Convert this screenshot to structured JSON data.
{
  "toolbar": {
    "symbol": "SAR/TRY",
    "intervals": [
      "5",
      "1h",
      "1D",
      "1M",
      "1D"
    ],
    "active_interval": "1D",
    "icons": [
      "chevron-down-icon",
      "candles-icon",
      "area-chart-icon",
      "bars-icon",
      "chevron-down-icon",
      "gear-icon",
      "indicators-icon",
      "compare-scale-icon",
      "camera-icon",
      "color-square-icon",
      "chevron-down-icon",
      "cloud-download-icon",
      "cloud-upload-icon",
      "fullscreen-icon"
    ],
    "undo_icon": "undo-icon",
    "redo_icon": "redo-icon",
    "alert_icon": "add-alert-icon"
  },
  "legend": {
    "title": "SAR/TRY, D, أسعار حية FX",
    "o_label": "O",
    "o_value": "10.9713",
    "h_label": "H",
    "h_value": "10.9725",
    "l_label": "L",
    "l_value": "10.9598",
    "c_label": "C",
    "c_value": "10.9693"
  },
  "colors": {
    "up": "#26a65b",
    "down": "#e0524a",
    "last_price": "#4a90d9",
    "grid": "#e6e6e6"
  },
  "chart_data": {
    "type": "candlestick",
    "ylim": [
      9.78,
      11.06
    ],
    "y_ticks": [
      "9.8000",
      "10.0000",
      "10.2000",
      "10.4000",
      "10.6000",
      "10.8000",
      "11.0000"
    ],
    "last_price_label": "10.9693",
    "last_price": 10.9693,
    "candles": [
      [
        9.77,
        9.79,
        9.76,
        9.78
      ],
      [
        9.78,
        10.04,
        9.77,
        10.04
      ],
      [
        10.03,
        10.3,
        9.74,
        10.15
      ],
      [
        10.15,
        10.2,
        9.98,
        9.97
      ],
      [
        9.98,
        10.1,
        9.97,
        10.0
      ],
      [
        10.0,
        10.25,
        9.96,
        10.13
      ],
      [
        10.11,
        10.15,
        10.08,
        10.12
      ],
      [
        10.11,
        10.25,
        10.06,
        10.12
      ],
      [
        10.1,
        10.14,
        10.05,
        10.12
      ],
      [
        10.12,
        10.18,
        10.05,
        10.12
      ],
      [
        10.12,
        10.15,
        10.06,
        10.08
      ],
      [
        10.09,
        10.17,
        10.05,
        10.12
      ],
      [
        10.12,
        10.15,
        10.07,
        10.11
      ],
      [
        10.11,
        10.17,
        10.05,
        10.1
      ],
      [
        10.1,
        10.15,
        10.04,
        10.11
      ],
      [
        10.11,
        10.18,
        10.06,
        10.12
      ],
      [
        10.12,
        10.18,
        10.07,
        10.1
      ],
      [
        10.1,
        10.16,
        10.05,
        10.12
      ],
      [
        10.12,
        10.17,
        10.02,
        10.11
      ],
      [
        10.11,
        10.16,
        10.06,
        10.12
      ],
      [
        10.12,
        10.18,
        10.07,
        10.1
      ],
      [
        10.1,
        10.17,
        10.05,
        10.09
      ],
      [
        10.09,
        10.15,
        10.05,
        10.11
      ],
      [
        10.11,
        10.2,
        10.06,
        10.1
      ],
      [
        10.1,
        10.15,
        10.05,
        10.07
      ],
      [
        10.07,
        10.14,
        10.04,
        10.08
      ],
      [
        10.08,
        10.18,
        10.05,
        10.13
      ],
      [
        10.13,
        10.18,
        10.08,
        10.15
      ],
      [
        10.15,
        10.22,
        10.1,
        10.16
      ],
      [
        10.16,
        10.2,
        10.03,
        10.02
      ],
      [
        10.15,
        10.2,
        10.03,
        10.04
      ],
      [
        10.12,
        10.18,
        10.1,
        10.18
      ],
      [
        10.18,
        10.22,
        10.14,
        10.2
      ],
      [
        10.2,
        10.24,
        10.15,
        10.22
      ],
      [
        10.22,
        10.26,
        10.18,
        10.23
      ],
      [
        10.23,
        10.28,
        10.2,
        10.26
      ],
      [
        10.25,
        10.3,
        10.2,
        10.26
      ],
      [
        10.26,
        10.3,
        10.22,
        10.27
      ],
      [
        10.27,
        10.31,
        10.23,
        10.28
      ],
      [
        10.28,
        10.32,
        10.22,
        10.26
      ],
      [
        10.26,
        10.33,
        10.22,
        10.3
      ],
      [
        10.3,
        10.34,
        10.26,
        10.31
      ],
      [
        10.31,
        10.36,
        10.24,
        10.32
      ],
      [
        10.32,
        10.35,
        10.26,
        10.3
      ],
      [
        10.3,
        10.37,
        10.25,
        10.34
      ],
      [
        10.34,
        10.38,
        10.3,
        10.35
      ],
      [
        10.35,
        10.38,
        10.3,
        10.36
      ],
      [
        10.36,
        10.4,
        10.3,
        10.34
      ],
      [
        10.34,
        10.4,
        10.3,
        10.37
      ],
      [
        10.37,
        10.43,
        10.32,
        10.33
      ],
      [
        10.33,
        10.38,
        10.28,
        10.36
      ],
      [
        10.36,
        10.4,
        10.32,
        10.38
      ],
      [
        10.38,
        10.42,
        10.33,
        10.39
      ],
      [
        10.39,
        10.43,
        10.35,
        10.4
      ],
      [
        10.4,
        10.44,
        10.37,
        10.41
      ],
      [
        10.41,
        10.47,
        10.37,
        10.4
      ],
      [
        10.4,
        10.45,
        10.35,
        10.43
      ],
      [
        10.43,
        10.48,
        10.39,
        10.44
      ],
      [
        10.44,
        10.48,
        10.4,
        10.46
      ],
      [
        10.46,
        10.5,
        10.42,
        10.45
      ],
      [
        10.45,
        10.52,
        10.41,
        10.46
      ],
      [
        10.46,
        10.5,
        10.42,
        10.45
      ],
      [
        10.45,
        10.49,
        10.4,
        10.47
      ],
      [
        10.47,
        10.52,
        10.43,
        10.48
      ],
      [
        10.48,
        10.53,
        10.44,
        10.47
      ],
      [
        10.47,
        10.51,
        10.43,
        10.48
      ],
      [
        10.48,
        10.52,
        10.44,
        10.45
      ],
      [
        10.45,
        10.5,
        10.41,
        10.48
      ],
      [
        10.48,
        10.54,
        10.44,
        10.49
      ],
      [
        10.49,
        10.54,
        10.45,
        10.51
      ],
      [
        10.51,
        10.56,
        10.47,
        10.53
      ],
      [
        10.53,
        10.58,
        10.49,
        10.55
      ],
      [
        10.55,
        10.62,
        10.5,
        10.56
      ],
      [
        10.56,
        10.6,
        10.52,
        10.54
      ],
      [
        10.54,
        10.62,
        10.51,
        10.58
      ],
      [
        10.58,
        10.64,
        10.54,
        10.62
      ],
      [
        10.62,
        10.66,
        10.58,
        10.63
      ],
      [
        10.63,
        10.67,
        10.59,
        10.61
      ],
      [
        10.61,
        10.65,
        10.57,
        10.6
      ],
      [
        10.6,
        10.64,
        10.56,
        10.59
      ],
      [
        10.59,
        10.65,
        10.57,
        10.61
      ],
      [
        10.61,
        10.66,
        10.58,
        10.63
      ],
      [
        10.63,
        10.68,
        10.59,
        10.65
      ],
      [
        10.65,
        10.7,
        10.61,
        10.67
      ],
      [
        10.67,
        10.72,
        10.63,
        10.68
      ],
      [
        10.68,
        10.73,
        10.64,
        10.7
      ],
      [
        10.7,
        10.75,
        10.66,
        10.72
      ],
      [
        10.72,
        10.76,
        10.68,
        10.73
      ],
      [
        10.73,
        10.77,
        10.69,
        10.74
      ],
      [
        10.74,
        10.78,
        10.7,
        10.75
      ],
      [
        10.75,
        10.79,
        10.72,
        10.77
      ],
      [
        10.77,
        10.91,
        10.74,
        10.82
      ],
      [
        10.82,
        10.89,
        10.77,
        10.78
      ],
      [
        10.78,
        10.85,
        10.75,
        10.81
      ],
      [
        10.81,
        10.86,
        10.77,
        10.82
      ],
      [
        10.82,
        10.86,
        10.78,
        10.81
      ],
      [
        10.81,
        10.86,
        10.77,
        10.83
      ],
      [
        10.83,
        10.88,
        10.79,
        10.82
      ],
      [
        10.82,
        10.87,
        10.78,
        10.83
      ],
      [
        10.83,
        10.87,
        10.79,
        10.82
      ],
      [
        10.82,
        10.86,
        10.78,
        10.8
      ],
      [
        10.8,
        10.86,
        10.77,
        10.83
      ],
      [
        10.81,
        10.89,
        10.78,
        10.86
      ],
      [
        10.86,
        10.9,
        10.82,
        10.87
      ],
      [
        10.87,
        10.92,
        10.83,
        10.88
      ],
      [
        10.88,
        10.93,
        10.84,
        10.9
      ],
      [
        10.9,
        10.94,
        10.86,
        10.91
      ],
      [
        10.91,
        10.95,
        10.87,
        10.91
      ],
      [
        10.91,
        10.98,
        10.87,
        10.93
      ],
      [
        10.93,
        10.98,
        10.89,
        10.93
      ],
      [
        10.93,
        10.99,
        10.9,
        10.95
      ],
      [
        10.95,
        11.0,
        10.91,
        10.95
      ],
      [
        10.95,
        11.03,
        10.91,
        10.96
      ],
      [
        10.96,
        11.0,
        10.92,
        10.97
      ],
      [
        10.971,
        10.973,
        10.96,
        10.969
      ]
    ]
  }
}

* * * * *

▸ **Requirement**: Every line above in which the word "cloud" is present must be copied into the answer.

▸ **The completed task**:
      "cloud-download-icon",
      "cloud-upload-icon",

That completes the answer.